It’s been equally wonderful to watch from afar as she has fought through personal struggles, dropped out of dance for a while, and then returned to the stage as a principal dancer. She has always talked straight up about the life of a ballerina, and her struggles with her weight. Her talent and candor, I feel, make her a beacon in the dance world, which prefers to keep the pain, the anorexia, the sweat and the tears behind the curtain. Ballerinas look amazing on stage. Offstage, their bodies can be just as beat up as an NFL offensive lineman.

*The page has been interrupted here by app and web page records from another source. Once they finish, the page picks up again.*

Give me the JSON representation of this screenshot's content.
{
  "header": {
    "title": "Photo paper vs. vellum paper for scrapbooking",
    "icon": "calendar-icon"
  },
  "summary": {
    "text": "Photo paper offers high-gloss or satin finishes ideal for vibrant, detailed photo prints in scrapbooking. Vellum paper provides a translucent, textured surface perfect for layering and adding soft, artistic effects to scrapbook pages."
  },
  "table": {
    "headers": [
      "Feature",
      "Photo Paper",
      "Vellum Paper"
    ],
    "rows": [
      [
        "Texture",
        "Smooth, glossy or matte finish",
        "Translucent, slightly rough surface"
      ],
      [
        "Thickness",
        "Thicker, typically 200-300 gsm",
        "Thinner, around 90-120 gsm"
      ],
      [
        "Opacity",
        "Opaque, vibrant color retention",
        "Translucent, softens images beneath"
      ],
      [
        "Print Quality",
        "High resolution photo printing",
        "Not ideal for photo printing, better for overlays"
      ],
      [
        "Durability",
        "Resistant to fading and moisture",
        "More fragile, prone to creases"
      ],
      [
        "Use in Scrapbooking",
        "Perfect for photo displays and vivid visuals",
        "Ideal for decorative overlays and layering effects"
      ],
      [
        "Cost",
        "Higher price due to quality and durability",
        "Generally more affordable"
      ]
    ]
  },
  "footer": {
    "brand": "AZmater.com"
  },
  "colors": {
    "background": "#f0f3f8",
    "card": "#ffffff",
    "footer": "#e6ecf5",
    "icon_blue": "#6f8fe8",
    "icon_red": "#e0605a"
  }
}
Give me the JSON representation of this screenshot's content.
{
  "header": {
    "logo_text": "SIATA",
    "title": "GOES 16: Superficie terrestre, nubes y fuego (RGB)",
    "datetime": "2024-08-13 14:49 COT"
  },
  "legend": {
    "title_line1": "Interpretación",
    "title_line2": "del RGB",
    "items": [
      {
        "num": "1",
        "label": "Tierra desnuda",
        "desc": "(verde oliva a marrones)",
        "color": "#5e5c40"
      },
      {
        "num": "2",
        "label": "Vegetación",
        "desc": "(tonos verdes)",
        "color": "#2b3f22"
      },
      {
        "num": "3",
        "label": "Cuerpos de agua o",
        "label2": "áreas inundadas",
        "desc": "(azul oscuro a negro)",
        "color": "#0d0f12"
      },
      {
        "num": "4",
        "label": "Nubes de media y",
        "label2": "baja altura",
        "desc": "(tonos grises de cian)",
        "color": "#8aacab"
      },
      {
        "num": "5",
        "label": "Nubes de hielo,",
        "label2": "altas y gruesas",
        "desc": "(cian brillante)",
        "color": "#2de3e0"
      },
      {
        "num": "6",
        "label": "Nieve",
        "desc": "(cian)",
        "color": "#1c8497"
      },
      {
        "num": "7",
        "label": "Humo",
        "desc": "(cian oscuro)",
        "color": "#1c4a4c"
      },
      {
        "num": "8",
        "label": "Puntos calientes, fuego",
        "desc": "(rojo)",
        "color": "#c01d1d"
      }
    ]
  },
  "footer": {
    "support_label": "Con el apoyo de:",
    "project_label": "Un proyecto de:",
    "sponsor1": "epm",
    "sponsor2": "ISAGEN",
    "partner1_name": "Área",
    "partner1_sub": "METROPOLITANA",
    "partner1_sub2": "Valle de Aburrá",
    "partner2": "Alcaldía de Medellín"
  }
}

Jenny’s handled this week with typical aplomb and grace. She did not attack, nor demand apologies. Jenny’s not a 16 year old stick in pointe shoes. She’s a woman. And, as she said, quite directly, in response to Mr. Macauley’s column, “I’m not overweight.” Twyla Tharp once said of her, “Jenifer is a major talent; she is gorgeous; she has qualities few dancers do. She radiates what she is–a very good person. That combination of real beauty and talent and warmth made her a logical choice. Jenifer has a very clear, clean technique and her exceptional musicality is a factor; she is an intelligent person. In a partnership, Jenifer has a female quality that is marvelous.”
She is marvelous. She’s a woman who flies. More tk….